What is the point of a $15 billion aircraft carrier that is little more than a floating petri dish? What is the point of sending troops to far-flung outposts in places like Djibouti, if the military only has to fly stricken soldiers back to regional medical centres at great expense, while quarantining the remainder? Just as the Trump administration was slow to wake up to the virus itself, it was slow to realise how it was wreaking havoc with all the traditional methods of imperial force projection.
It was incapable of facing up to reality. Biologically, it is the equivalent of an organism that is slow to recognise an imminent threat and incapable of an adequate response. Just as a species under such circumstances is slated for destruction, it is becoming clear that the superannuated structure known as the United States is heading in a similar direction.
This is not wishful thinking, but a process playing out in real time, thanks to Covid-19. While no-one knows how the story will end up, there is no question that the plot is accelerating.
P Cockburn, ‘The US is losing its world superpower status due to its failure to lead on the Covid-19 crisis - and this time it might not recover’ The Independent March 27.↩︎
N Roubini, ‘Coronavirus pandemic has delivered the fastest, deepest economic shock in history’ The Guardian March 25.↩︎
H Shin, ‘South Korea’s emergency exercise in December facilitated coronavirus testing, containment’, Reuters, March 30.↩︎
MD Shear, A Goudnough, S Kaplan, S Fink, K Thomas and N Weiland, ‘The lost month: how a failure to test blinded the US to Covid-19’ The New York Times March 28.↩︎
N Wetsman, ‘Trump administration wants to cut funding from public health preparedness programs’ The Verge February 11.↩︎

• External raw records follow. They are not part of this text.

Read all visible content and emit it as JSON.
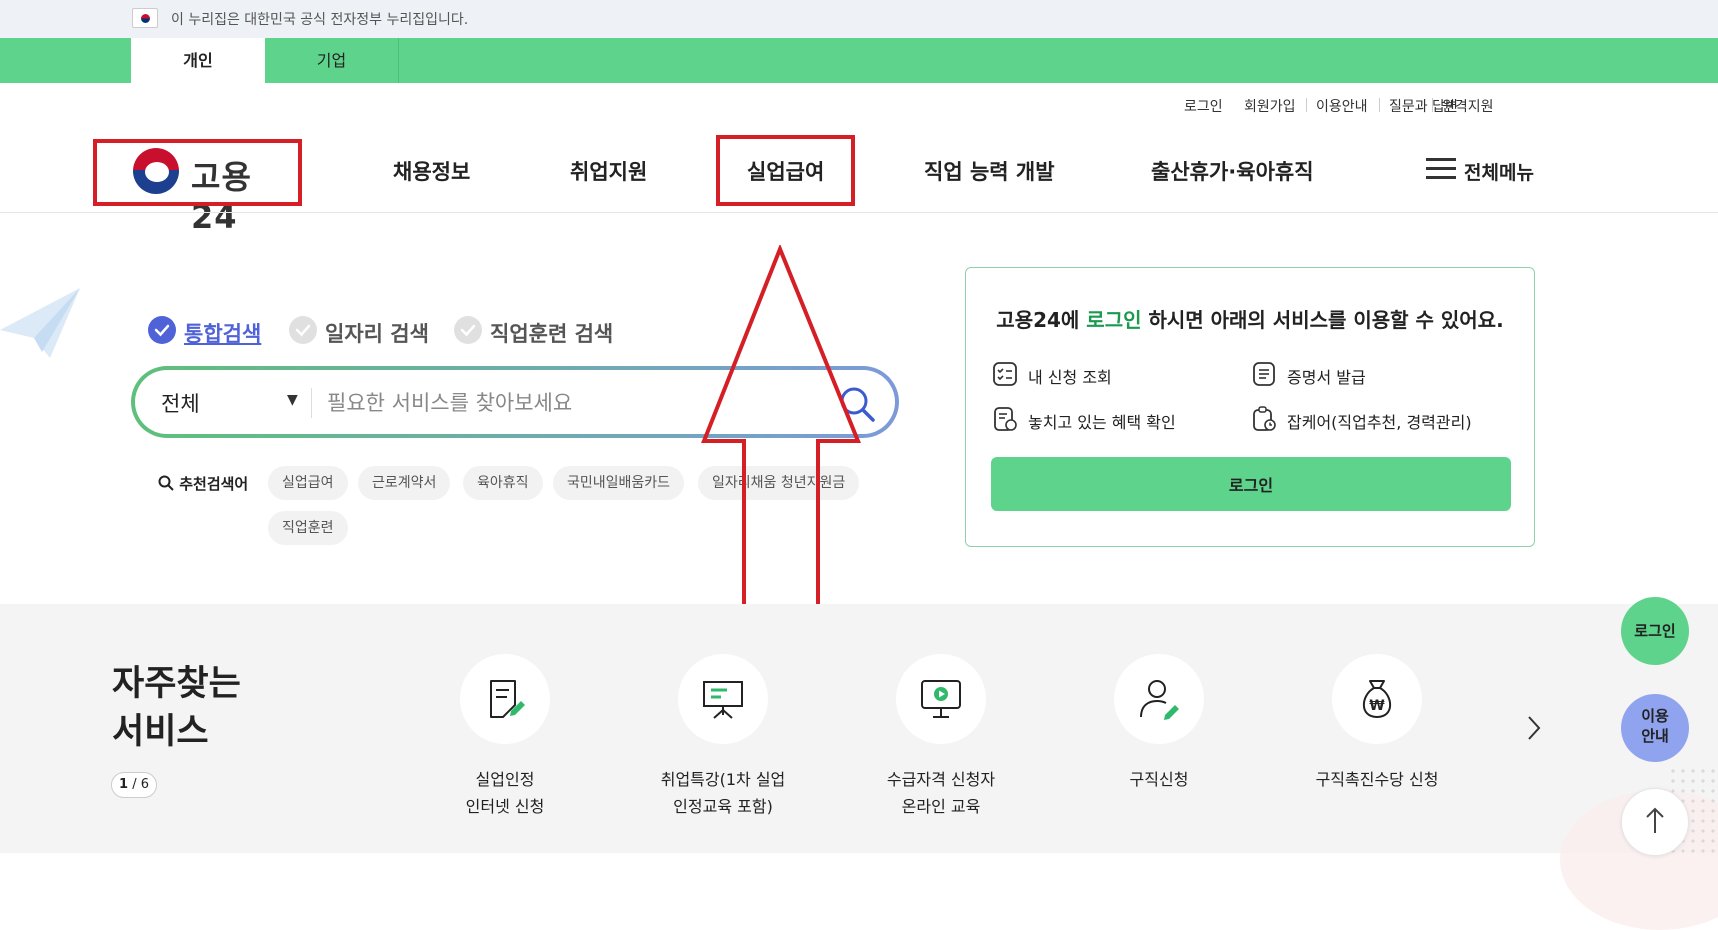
{
  "gov_banner": {
    "text": "이 누리집은 대한민국 공식 전자정부 누리집입니다."
  },
  "user_tabs": [
    {
      "label": "개인"
    },
    {
      "label": "기업"
    }
  ],
  "util_links": [
    "로그인",
    "회원가입",
    "이용안내",
    "질문과 답변",
    "원격지원"
  ],
  "logo": {
    "text": "고용24"
  },
  "nav": {
    "items": [
      "채용정보",
      "취업지원",
      "실업급여",
      "직업 능력 개발",
      "출산휴가·육아휴직"
    ],
    "all_menu": "전체메뉴"
  },
  "search": {
    "types": [
      "통합검색",
      "일자리 검색",
      "직업훈련 검색"
    ],
    "category": "전체",
    "placeholder": "필요한 서비스를 찾아보세요",
    "recommend_label": "추천검색어",
    "keywords": [
      "실업급여",
      "근로계약서",
      "육아휴직",
      "국민내일배움카드",
      "일자리채움 청년지원금",
      "직업훈련"
    ]
  },
  "login_card": {
    "title_pre": "고용24에 ",
    "title_hl": "로그인",
    "title_post": " 하시면 아래의 서비스를 이용할 수 있어요.",
    "services": [
      "내 신청 조회",
      "증명서 발급",
      "놓치고 있는 혜택 확인",
      "잡케어(직업추천, 경력관리)"
    ],
    "button": "로그인"
  },
  "frequent": {
    "title_line1": "자주찾는",
    "title_line2": "서비스",
    "pager_current": "1",
    "pager_total": " / 6",
    "items": [
      {
        "line1": "실업인정",
        "line2": "인터넷 신청",
        "icon": "document-edit-icon"
      },
      {
        "line1": "취업특강(1차 실업",
        "line2": "인정교육 포함)",
        "icon": "presentation-board-icon"
      },
      {
        "line1": "수급자격 신청자",
        "line2": "온라인 교육",
        "icon": "monitor-play-icon"
      },
      {
        "line1": "구직신청",
        "line2": "",
        "icon": "person-edit-icon"
      },
      {
        "line1": "구직촉진수당 신청",
        "line2": "",
        "icon": "money-bag-icon"
      }
    ]
  },
  "floating": {
    "login": "로그인",
    "guide_line1": "이용",
    "guide_line2": "안내"
  },
  "colors": {
    "brand_green": "#5ed38c",
    "annotation_red": "#d51f27",
    "link_green": "#1b9a4f",
    "guide_blue": "#8fa3ef"
  }
}
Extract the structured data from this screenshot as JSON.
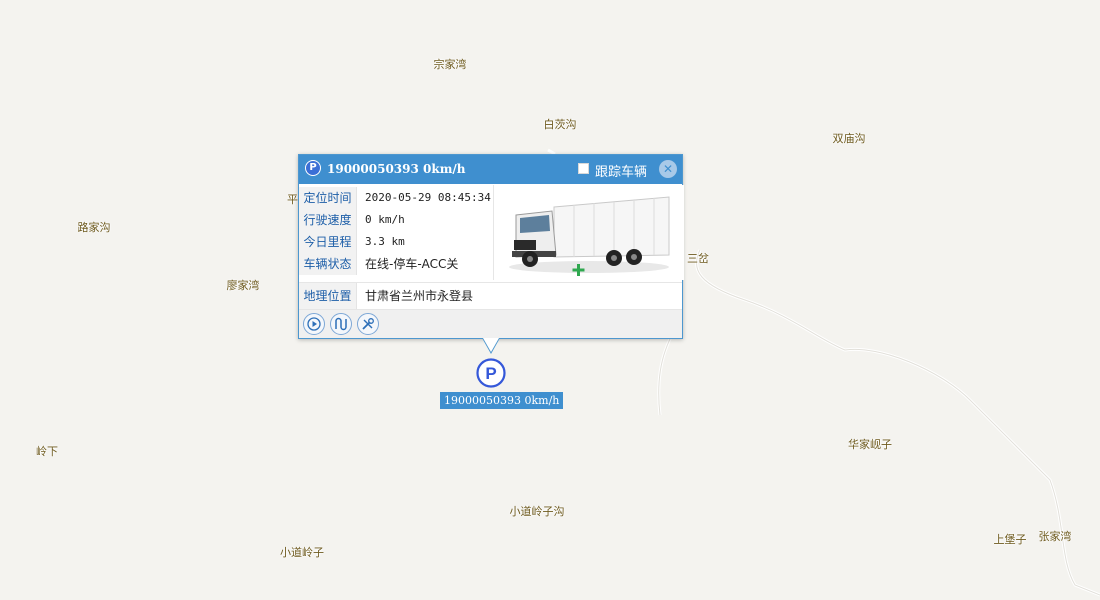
{
  "places": [
    {
      "name": "宗家湾"
    },
    {
      "name": "白茨沟"
    },
    {
      "name": "双庙沟"
    },
    {
      "name": "平咀"
    },
    {
      "name": "路家沟"
    },
    {
      "name": "廖家湾"
    },
    {
      "name": "三岔"
    },
    {
      "name": "岭下"
    },
    {
      "name": "华家岘子"
    },
    {
      "name": "小道岭子沟"
    },
    {
      "name": "小道岭子"
    },
    {
      "name": "上堡子"
    },
    {
      "name": "张家湾"
    }
  ],
  "popup": {
    "title": "19000050393 0km/h",
    "track_label": "跟踪车辆",
    "track_checked": false,
    "close_icon": "close-icon",
    "rows": [
      {
        "label": "定位时间",
        "value": "2020-05-29 08:45:34"
      },
      {
        "label": "行驶速度",
        "value": "0 km/h"
      },
      {
        "label": "今日里程",
        "value": "3.3 km"
      },
      {
        "label": "车辆状态",
        "value": "在线-停车-ACC关"
      }
    ],
    "location": {
      "label": "地理位置",
      "value": "甘肃省兰州市永登县"
    },
    "tools": [
      "play-icon",
      "track-path-icon",
      "tools-icon"
    ]
  },
  "marker": {
    "label": "19000050393 0km/h",
    "icon": "parking-icon"
  },
  "colors": {
    "accent": "#3f8fcf",
    "place_text": "#6e5a1e",
    "map_bg": "#f4f3ef"
  }
}
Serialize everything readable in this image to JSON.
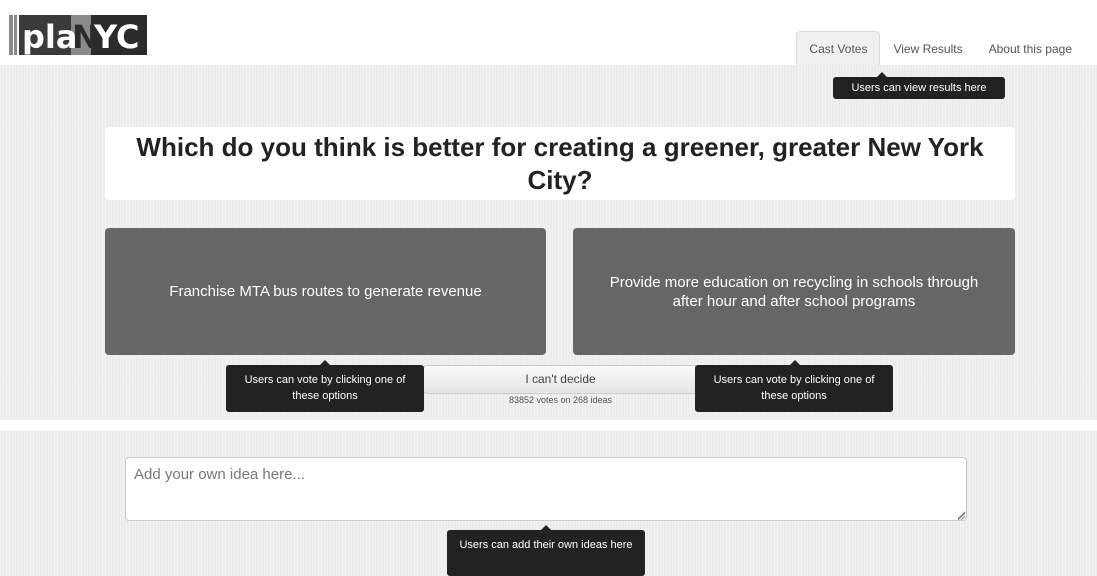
{
  "logo": {
    "text": "planyc",
    "colors": {
      "dark": "#2b2b2b",
      "accent": "#8a8a8a",
      "light": "#ffffff"
    }
  },
  "nav": {
    "tabs": [
      {
        "label": "Cast Votes",
        "active": true
      },
      {
        "label": "View Results",
        "active": false
      },
      {
        "label": "About this page",
        "active": false
      }
    ]
  },
  "question": "Which do you think is better for creating a greener, greater New York City?",
  "options": {
    "left": "Franchise MTA bus routes to generate revenue",
    "right": "Provide more education on recycling in schools through after hour and after school programs"
  },
  "cant_decide_label": "I can't decide",
  "vote_count": "83852 votes on 268 ideas",
  "idea_input": {
    "placeholder": "Add your own idea here...",
    "value": ""
  },
  "tooltips": {
    "view_results": "Users can view results here",
    "vote_left": "Users can vote by clicking one of these options",
    "vote_right": "Users can vote by clicking one of these options",
    "add_idea": "Users can add their own ideas here"
  },
  "colors": {
    "option_bg": "#666666",
    "tooltip_bg": "#222222",
    "section_bg": "#ececec"
  }
}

S Lock, ‘Sitting ducks: two US aircraft carriers in the Pacific are “taken out of action” after coronavirus outbreaks on board’ The Sun March 27.↩︎